= Task directions =
Go through the records and copy each line where the string "true" occurs.

= Data to process =
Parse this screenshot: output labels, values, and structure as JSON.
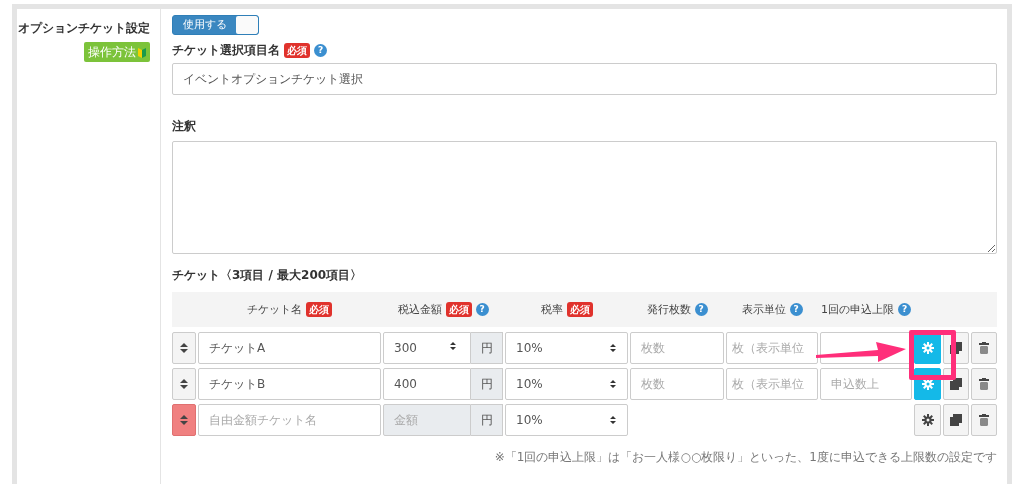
{
  "setting": {
    "label": "オプションチケット設定",
    "guide_badge": "操作方法"
  },
  "toggle": {
    "label": "使用する",
    "on": true
  },
  "item_name": {
    "label": "チケット選択項目名",
    "required": "必須",
    "help": "?",
    "value": "イベントオプションチケット選択"
  },
  "note": {
    "label": "注釈"
  },
  "tickets": {
    "heading": "チケット〈3項目 / 最大200項目〉",
    "columns": [
      {
        "label": "チケット名",
        "required": "必須"
      },
      {
        "label": "税込金額",
        "required": "必須",
        "help": "?"
      },
      {
        "label": "税率",
        "required": "必須"
      },
      {
        "label": "発行枚数",
        "help": "?"
      },
      {
        "label": "表示単位",
        "help": "?"
      },
      {
        "label": "1回の申込上限",
        "help": "?"
      }
    ],
    "rows": [
      {
        "kind": "fixed",
        "name": "チケットA",
        "price": "300",
        "spinner": true,
        "currency": "円",
        "tax": "10%",
        "count_placeholder": "枚数",
        "unit_placeholder": "枚（表示単位",
        "highlighted": true
      },
      {
        "kind": "fixed",
        "name": "チケットB",
        "price": "400",
        "spinner": false,
        "currency": "円",
        "tax": "10%",
        "count_placeholder": "枚数",
        "unit_placeholder": "枚（表示単位",
        "limit_placeholder": "申込数上",
        "highlighted": false
      },
      {
        "kind": "free",
        "name_placeholder": "自由金額チケット名",
        "price_placeholder": "金額",
        "currency": "円",
        "tax": "10%",
        "highlighted": false
      }
    ],
    "footnote": "※「1回の申込上限」は「お一人様○○枚限り」といった、1度に申込できる上限数の設定です"
  }
}
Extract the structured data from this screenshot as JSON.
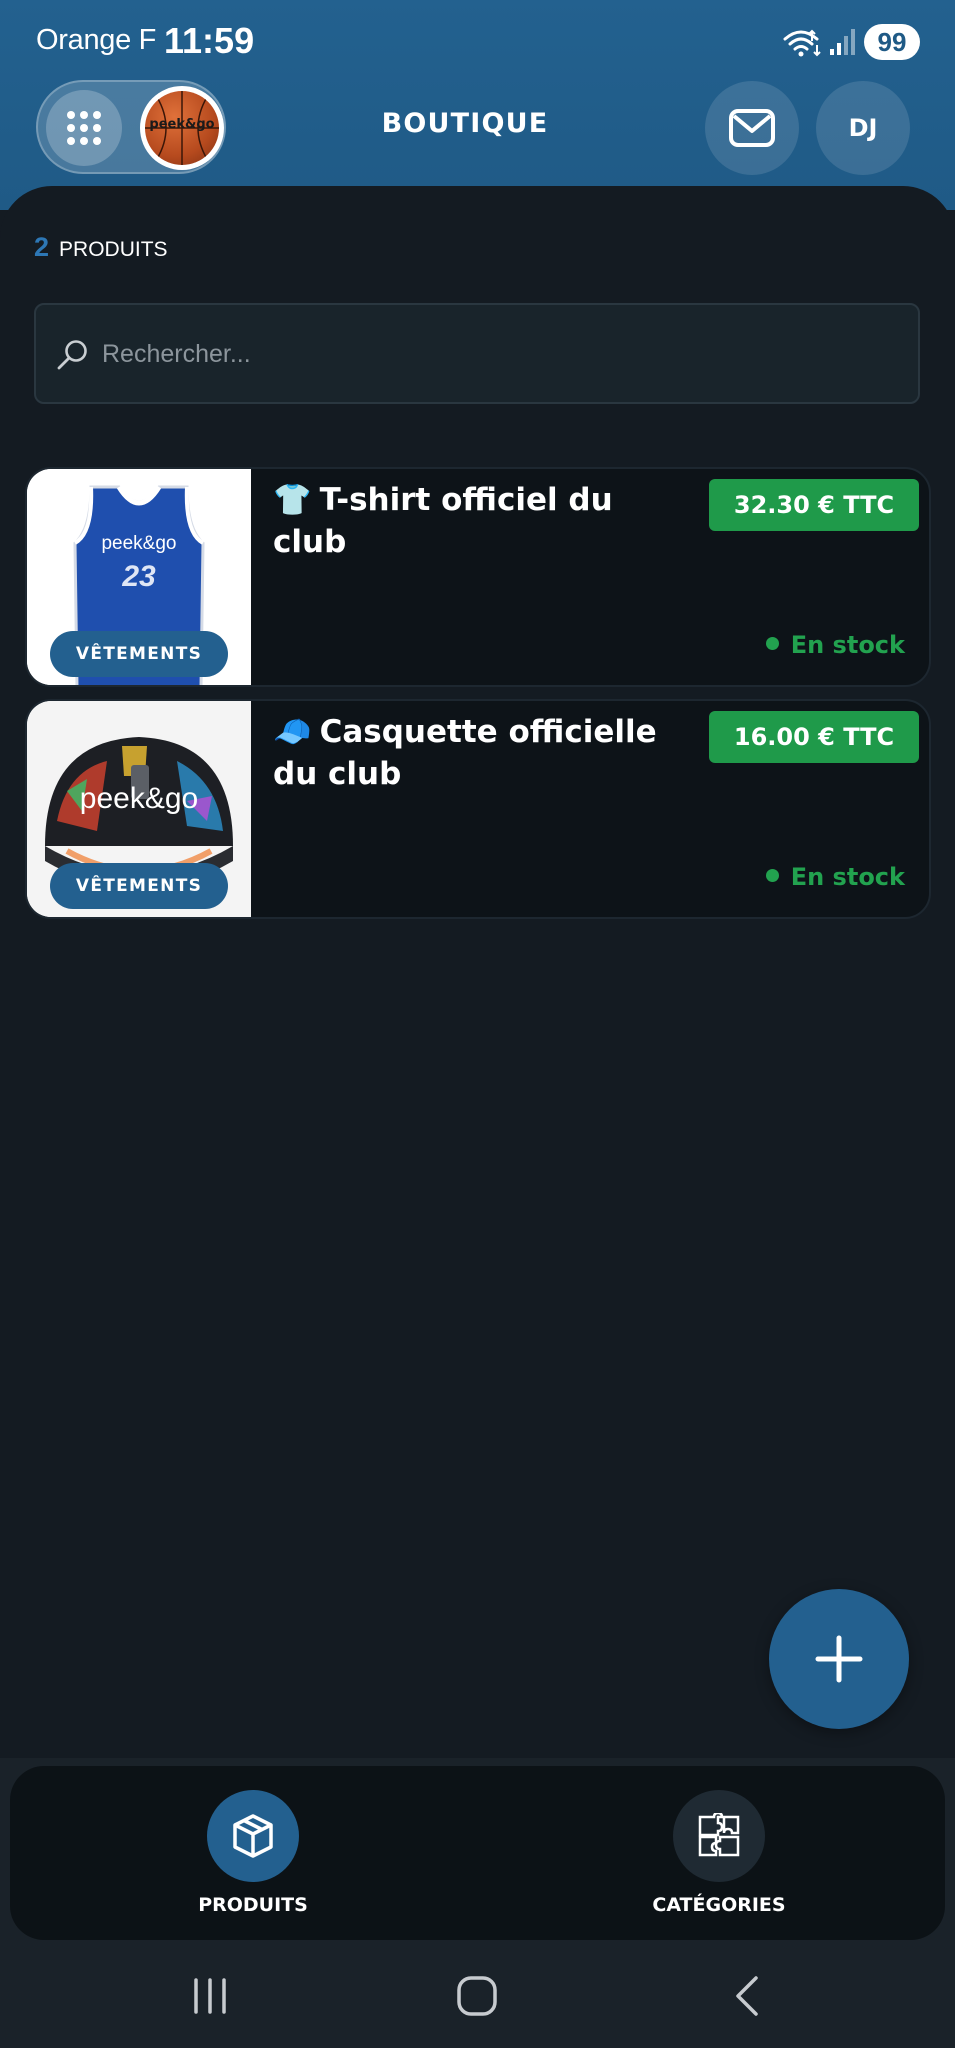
{
  "status_bar": {
    "carrier": "Orange F",
    "time": "11:59",
    "battery": "99"
  },
  "header": {
    "title": "BOUTIQUE",
    "logo_text": "peek&go",
    "avatar_initials": "DJ"
  },
  "products_count": {
    "number": "2",
    "label": "PRODUITS"
  },
  "search": {
    "placeholder": "Rechercher...",
    "value": ""
  },
  "products": [
    {
      "emoji": "👕",
      "title": "T-shirt officiel du club",
      "price": "32.30 € TTC",
      "category": "VÊTEMENTS",
      "stock": "En stock",
      "image_text": "peek&go",
      "jersey_number": "23"
    },
    {
      "emoji": "🧢",
      "title": "Casquette officielle du club",
      "price": "16.00 € TTC",
      "category": "VÊTEMENTS",
      "stock": "En stock",
      "image_text": "peek&go"
    }
  ],
  "bottom_nav": {
    "items": [
      {
        "label": "PRODUITS",
        "icon": "box-icon",
        "active": true
      },
      {
        "label": "CATÉGORIES",
        "icon": "puzzle-icon",
        "active": false
      }
    ]
  },
  "colors": {
    "header": "#1f5a86",
    "accent": "#23608f",
    "price": "#1f9a4a",
    "stock": "#22a24f",
    "background": "#141b22"
  }
}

= Task response =
    "on": true
        "spinner": true,
        "highlighted": true
        "active": true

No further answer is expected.